*** Data in this exercise Section Begins ***

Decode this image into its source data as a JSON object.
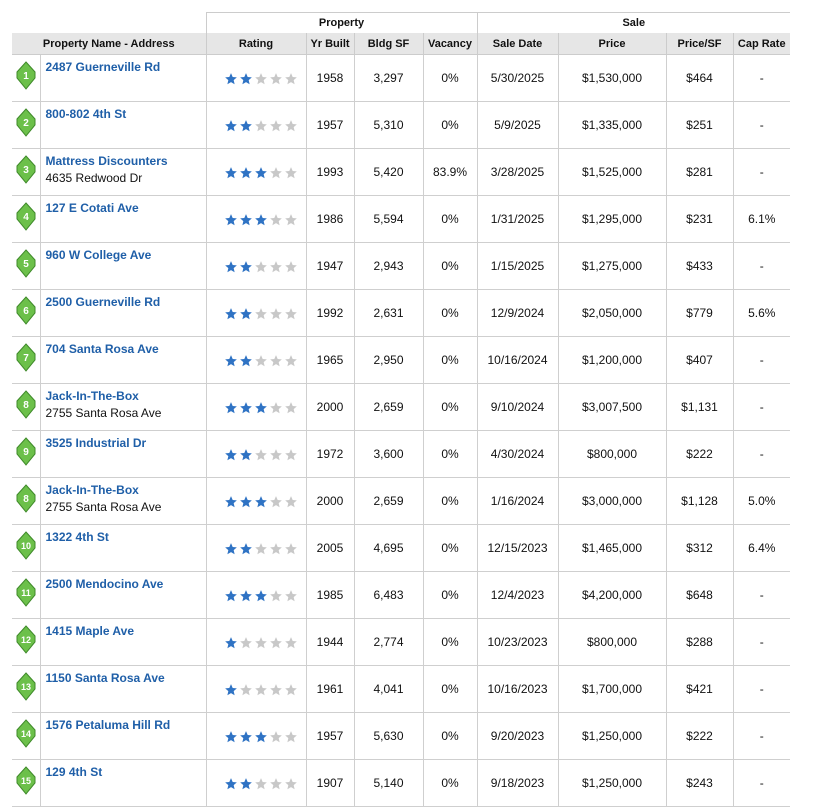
{
  "table": {
    "group_headers": {
      "property": "Property",
      "sale": "Sale"
    },
    "columns": [
      "Property Name - Address",
      "Rating",
      "Yr Built",
      "Bldg SF",
      "Vacancy",
      "Sale Date",
      "Price",
      "Price/SF",
      "Cap Rate"
    ],
    "colors": {
      "marker_fill": "#6cc04a",
      "marker_stroke": "#3f8a2a",
      "star_on": "#2f73c4",
      "star_off": "#c8c8c8",
      "link": "#1f5fa8",
      "header_bg": "#e6e6e6"
    },
    "rows": [
      {
        "marker": "1",
        "name": "2487 Guerneville Rd",
        "address": "",
        "rating": 2,
        "yr_built": "1958",
        "bldg_sf": "3,297",
        "vacancy": "0%",
        "sale_date": "5/30/2025",
        "price": "$1,530,000",
        "price_sf": "$464",
        "cap_rate": "-"
      },
      {
        "marker": "2",
        "name": "800-802 4th St",
        "address": "",
        "rating": 2,
        "yr_built": "1957",
        "bldg_sf": "5,310",
        "vacancy": "0%",
        "sale_date": "5/9/2025",
        "price": "$1,335,000",
        "price_sf": "$251",
        "cap_rate": "-"
      },
      {
        "marker": "3",
        "name": "Mattress Discounters",
        "address": "4635 Redwood Dr",
        "rating": 3,
        "yr_built": "1993",
        "bldg_sf": "5,420",
        "vacancy": "83.9%",
        "sale_date": "3/28/2025",
        "price": "$1,525,000",
        "price_sf": "$281",
        "cap_rate": "-"
      },
      {
        "marker": "4",
        "name": "127 E Cotati Ave",
        "address": "",
        "rating": 3,
        "yr_built": "1986",
        "bldg_sf": "5,594",
        "vacancy": "0%",
        "sale_date": "1/31/2025",
        "price": "$1,295,000",
        "price_sf": "$231",
        "cap_rate": "6.1%"
      },
      {
        "marker": "5",
        "name": "960 W College Ave",
        "address": "",
        "rating": 2,
        "yr_built": "1947",
        "bldg_sf": "2,943",
        "vacancy": "0%",
        "sale_date": "1/15/2025",
        "price": "$1,275,000",
        "price_sf": "$433",
        "cap_rate": "-"
      },
      {
        "marker": "6",
        "name": "2500 Guerneville Rd",
        "address": "",
        "rating": 2,
        "yr_built": "1992",
        "bldg_sf": "2,631",
        "vacancy": "0%",
        "sale_date": "12/9/2024",
        "price": "$2,050,000",
        "price_sf": "$779",
        "cap_rate": "5.6%"
      },
      {
        "marker": "7",
        "name": "704 Santa Rosa Ave",
        "address": "",
        "rating": 2,
        "yr_built": "1965",
        "bldg_sf": "2,950",
        "vacancy": "0%",
        "sale_date": "10/16/2024",
        "price": "$1,200,000",
        "price_sf": "$407",
        "cap_rate": "-"
      },
      {
        "marker": "8",
        "name": "Jack-In-The-Box",
        "address": "2755 Santa Rosa Ave",
        "rating": 3,
        "yr_built": "2000",
        "bldg_sf": "2,659",
        "vacancy": "0%",
        "sale_date": "9/10/2024",
        "price": "$3,007,500",
        "price_sf": "$1,131",
        "cap_rate": "-"
      },
      {
        "marker": "9",
        "name": "3525 Industrial Dr",
        "address": "",
        "rating": 2,
        "yr_built": "1972",
        "bldg_sf": "3,600",
        "vacancy": "0%",
        "sale_date": "4/30/2024",
        "price": "$800,000",
        "price_sf": "$222",
        "cap_rate": "-"
      },
      {
        "marker": "8",
        "name": "Jack-In-The-Box",
        "address": "2755 Santa Rosa Ave",
        "rating": 3,
        "yr_built": "2000",
        "bldg_sf": "2,659",
        "vacancy": "0%",
        "sale_date": "1/16/2024",
        "price": "$3,000,000",
        "price_sf": "$1,128",
        "cap_rate": "5.0%"
      },
      {
        "marker": "10",
        "name": "1322 4th St",
        "address": "",
        "rating": 2,
        "yr_built": "2005",
        "bldg_sf": "4,695",
        "vacancy": "0%",
        "sale_date": "12/15/2023",
        "price": "$1,465,000",
        "price_sf": "$312",
        "cap_rate": "6.4%"
      },
      {
        "marker": "11",
        "name": "2500 Mendocino Ave",
        "address": "",
        "rating": 3,
        "yr_built": "1985",
        "bldg_sf": "6,483",
        "vacancy": "0%",
        "sale_date": "12/4/2023",
        "price": "$4,200,000",
        "price_sf": "$648",
        "cap_rate": "-"
      },
      {
        "marker": "12",
        "name": "1415 Maple Ave",
        "address": "",
        "rating": 1,
        "yr_built": "1944",
        "bldg_sf": "2,774",
        "vacancy": "0%",
        "sale_date": "10/23/2023",
        "price": "$800,000",
        "price_sf": "$288",
        "cap_rate": "-"
      },
      {
        "marker": "13",
        "name": "1150 Santa Rosa Ave",
        "address": "",
        "rating": 1,
        "yr_built": "1961",
        "bldg_sf": "4,041",
        "vacancy": "0%",
        "sale_date": "10/16/2023",
        "price": "$1,700,000",
        "price_sf": "$421",
        "cap_rate": "-"
      },
      {
        "marker": "14",
        "name": "1576 Petaluma Hill Rd",
        "address": "",
        "rating": 3,
        "yr_built": "1957",
        "bldg_sf": "5,630",
        "vacancy": "0%",
        "sale_date": "9/20/2023",
        "price": "$1,250,000",
        "price_sf": "$222",
        "cap_rate": "-"
      },
      {
        "marker": "15",
        "name": "129 4th St",
        "address": "",
        "rating": 2,
        "yr_built": "1907",
        "bldg_sf": "5,140",
        "vacancy": "0%",
        "sale_date": "9/18/2023",
        "price": "$1,250,000",
        "price_sf": "$243",
        "cap_rate": "-"
      }
    ]
  }
}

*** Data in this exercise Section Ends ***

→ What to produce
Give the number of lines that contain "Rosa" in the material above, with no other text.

→ Task response
4